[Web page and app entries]
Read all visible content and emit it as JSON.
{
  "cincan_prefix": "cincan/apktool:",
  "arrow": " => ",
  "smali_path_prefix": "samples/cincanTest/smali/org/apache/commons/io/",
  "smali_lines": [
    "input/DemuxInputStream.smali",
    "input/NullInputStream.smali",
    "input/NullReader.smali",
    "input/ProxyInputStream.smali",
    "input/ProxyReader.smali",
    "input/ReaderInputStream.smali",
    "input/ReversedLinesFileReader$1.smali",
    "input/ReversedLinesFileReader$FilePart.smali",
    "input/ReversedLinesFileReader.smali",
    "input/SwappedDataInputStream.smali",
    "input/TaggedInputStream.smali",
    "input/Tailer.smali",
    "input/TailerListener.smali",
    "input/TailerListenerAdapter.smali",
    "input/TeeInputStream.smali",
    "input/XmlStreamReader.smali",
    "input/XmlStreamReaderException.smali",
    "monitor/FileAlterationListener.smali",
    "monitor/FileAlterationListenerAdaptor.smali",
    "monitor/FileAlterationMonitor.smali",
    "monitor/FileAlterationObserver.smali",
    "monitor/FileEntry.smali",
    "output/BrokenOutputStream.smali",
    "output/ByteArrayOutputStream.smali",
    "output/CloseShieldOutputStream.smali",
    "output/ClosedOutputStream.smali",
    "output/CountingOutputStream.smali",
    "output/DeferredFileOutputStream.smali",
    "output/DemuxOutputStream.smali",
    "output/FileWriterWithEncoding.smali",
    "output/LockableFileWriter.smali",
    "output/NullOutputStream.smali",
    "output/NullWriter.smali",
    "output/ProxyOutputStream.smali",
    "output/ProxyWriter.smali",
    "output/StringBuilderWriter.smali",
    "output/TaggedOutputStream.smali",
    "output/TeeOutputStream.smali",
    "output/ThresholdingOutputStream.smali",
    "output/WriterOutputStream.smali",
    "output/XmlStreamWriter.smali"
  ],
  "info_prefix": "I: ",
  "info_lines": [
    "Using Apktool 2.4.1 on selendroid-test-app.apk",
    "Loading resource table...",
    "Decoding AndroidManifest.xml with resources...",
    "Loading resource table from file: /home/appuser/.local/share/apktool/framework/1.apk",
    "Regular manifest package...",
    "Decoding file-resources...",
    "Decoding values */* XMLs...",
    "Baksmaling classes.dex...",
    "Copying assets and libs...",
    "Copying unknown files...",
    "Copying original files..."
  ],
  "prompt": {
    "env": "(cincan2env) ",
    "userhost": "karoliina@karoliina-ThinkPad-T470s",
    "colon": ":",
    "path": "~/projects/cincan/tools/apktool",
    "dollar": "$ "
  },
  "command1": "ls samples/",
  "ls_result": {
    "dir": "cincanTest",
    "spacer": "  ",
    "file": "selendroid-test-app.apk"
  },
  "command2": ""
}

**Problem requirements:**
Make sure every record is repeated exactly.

**Task answer:**
Read all visible content and emit it as JSON.
{
  "cincan_prefix": "cincan/apktool:",
  "arrow": " => ",
  "smali_path_prefix": "samples/cincanTest/smali/org/apache/commons/io/",
  "smali_lines": [
    "input/DemuxInputStream.smali",
    "input/NullInputStream.smali",
    "input/NullReader.smali",
    "input/ProxyInputStream.smali",
    "input/ProxyReader.smali",
    "input/ReaderInputStream.smali",
    "input/ReversedLinesFileReader$1.smali",
    "input/ReversedLinesFileReader$FilePart.smali",
    "input/ReversedLinesFileReader.smali",
    "input/SwappedDataInputStream.smali",
    "input/TaggedInputStream.smali",
    "input/Tailer.smali",
    "input/TailerListener.smali",
    "input/TailerListenerAdapter.smali",
    "input/TeeInputStream.smali",
    "input/XmlStreamReader.smali",
    "input/XmlStreamReaderException.smali",
    "monitor/FileAlterationListener.smali",
    "monitor/FileAlterationListenerAdaptor.smali",
    "monitor/FileAlterationMonitor.smali",
    "monitor/FileAlterationObserver.smali",
    "monitor/FileEntry.smali",
    "output/BrokenOutputStream.smali",
    "output/ByteArrayOutputStream.smali",
    "output/CloseShieldOutputStream.smali",
    "output/ClosedOutputStream.smali",
    "output/CountingOutputStream.smali",
    "output/DeferredFileOutputStream.smali",
    "output/DemuxOutputStream.smali",
    "output/FileWriterWithEncoding.smali",
    "output/LockableFileWriter.smali",
    "output/NullOutputStream.smali",
    "output/NullWriter.smali",
    "output/ProxyOutputStream.smali",
    "output/ProxyWriter.smali",
    "output/StringBuilderWriter.smali",
    "output/TaggedOutputStream.smali",
    "output/TeeOutputStream.smali",
    "output/ThresholdingOutputStream.smali",
    "output/WriterOutputStream.smali",
    "output/XmlStreamWriter.smali"
  ],
  "info_prefix": "I: ",
  "info_lines": [
    "Using Apktool 2.4.1 on selendroid-test-app.apk",
    "Loading resource table...",
    "Decoding AndroidManifest.xml with resources...",
    "Loading resource table from file: /home/appuser/.local/share/apktool/framework/1.apk",
    "Regular manifest package...",
    "Decoding file-resources...",
    "Decoding values */* XMLs...",
    "Baksmaling classes.dex...",
    "Copying assets and libs...",
    "Copying unknown files...",
    "Copying original files..."
  ],
  "prompt": {
    "env": "(cincan2env) ",
    "userhost": "karoliina@karoliina-ThinkPad-T470s",
    "colon": ":",
    "path": "~/projects/cincan/tools/apktool",
    "dollar": "$ "
  },
  "command1": "ls samples/",
  "ls_result": {
    "dir": "cincanTest",
    "spacer": "  ",
    "file": "selendroid-test-app.apk"
  },
  "command2": ""
}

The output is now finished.